But in spite of these dismal health and development conditions, the CAR's problems impinged little on neighboring states -- other than occasional localized movements of refugees into remote fringe regions of Cameroon, Chad or Democratic Republic of Congo.
Over recent years the then president, François Bozizé -- who himself originally came to power through rebellion in 2003, before repackaging himself through a democratic election -- found himself confronting a string of rebel uprisings. These were fueled by local grievances, the ambitions of disgruntled warlords and faction leaders and the heavy-handed tactics of Bozizé's presidential guard.
Through a peace process hosted by Gabon and the presence of a small peacekeeping force, African neighbors attempted to contain these problems and nudge the CAR towards a consensual domestic settlement. In January this year a respected human rights lawyer, Nicolas Tiangaye, was appointed as a neutral prime minister.

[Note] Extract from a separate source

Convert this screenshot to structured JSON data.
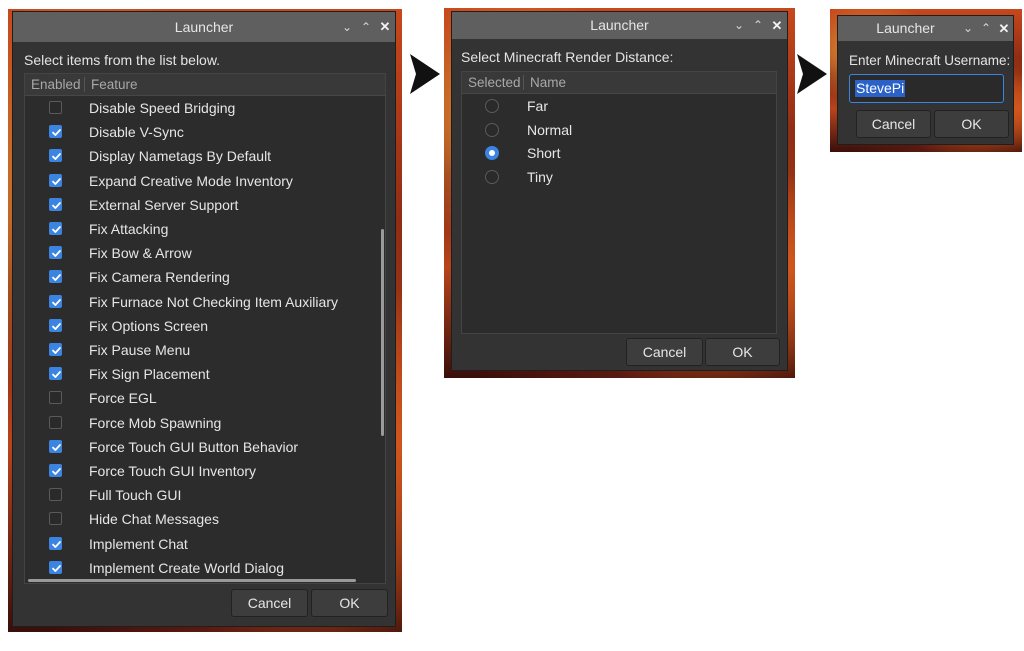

But some faction leaders stayed out of this peace process, combining their forces to launch a military campaign to depose Bozizé. As this rebel movement, Seleka, advanced south towards the capital, Bangui, government forces crumbled, while South African troops sent to help Bozizé suffered defeat with heavy casualties.
The president fled and Seleka leader Michel Djotodia proclaimed himself head of state. But almost immediately he found his authority disintegrating.
The kernel of Seleka are native Central Africans, mostly from the country's northern Muslim minority. But many of the rebellion's fighters were foreigners, particularly from Darfur, in Sudan, and from Chad. They expected to be rewarded for their efforts -- but Djotodia had found no cash to pay them.
Faction commanders turned on the civilian population instead, engaging in months of looting and brutal violence, and seizing local resources such as diamonds -- which are mined in several areas of the CAR.
Their brutality towards the largely Christian population sparked the latter into forming self-defense groups -- who have taken revenge on local Muslim communities with whom they peacefully co-existed before.
Meanwhile, the state has stood by powerless, lacking the military and political means to bring a halt to this deepening crisis -- or the practical resources to help civilians.
It is this spiral of state collapse and spreading violence that the new reinforced African and French deployment hopes to halt.
The opinions expressed in this commentary are solely those of Paul Melly.